Présentation : Grappe agro-scientifique canadienne pour l’horticulture 2 – Un retour sur le passé pour mieux cultiver l’avenir : Leçons apprises dans le cadre du transfert des connaissances – Français

Bronwynne-WiltonDr. Bronwynne Wilton, Consulting Project Lead with the Synthesis Agri-Food Network provided an in-depth analysis of knowledge transfer (KT), its role within the research cycle, benefits, major challenges and key enabling factors.

KT can be used as an all-encompassing term to include technology transfer, knowledge mobilization, knowledge translation, extension, and research dissemination. Using multiple forms and pathways, KT aims to put research knowledge into action by getting information to targeted audiences using tailored dissemination channels.

Unlike linear models of communication where researchers or extension agents deliver a message to end-users, KT facilitates exchanges of information between various stakeholders, and assisted by knowledge brokers, encourages research uptake throughout the research cycle.

The inclusion of funding for KT activities in the next Federal-Provincial-Territorial Policy Framework, the integration of KT objectives into the mandates of key institutions – from academia, industry, to the provincial and local ministries of agriculture – and enhanced transparent collaboration across the sector can enable the environment needed to implement new participatory research methods and enable effective knowledge transfer.

End-user involvement in the research process, dynamic networks and partnerships, institutional capacity (staff and infrastructure), sound planning, timely transfer efforts, improved incentive and tenure policies for KT activities, and positive attitudes toward collaboration for KT are examples of successful best practices for maximizing knowledge transfer.

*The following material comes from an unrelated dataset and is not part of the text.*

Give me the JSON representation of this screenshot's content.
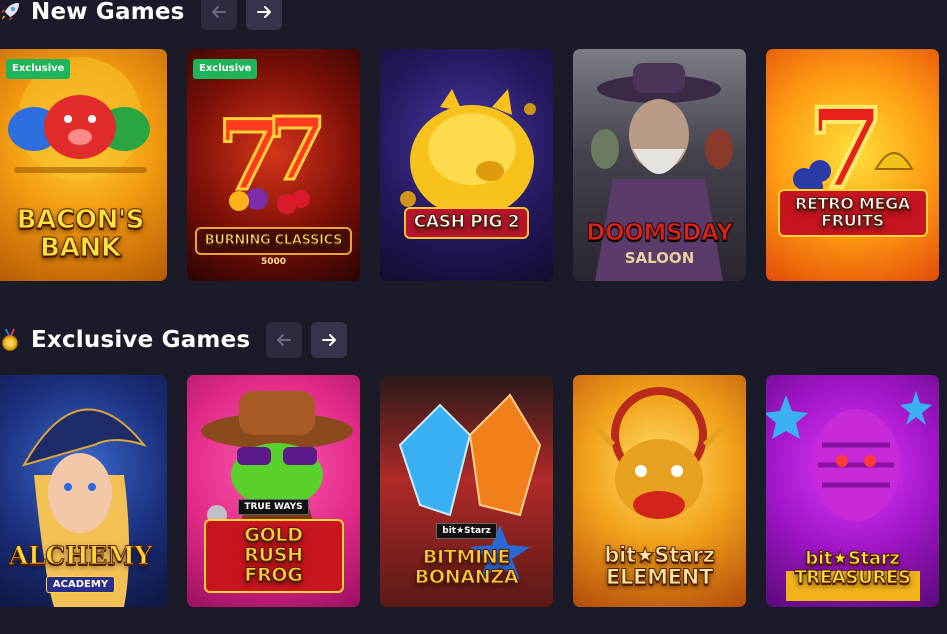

Dr. Wilton stressed that unless academia enables the structures needed to implement major knowledge translation and transfer (KTT) strategies, researchers should collaborate with other key stakeholders who are already part of greater innovation systems such as the private sector or non-profit associations.

Presentation: Maximizing Knowledge Transfer in Canadian Agricultural Research Programs – English
Présentation : Maximiser le transfert des connaissances des programmes canadiens de recherche agricole – Français

Workshop Resources:

Workshop Discussion Questions – English
Questions de discussion de l’atelier – Français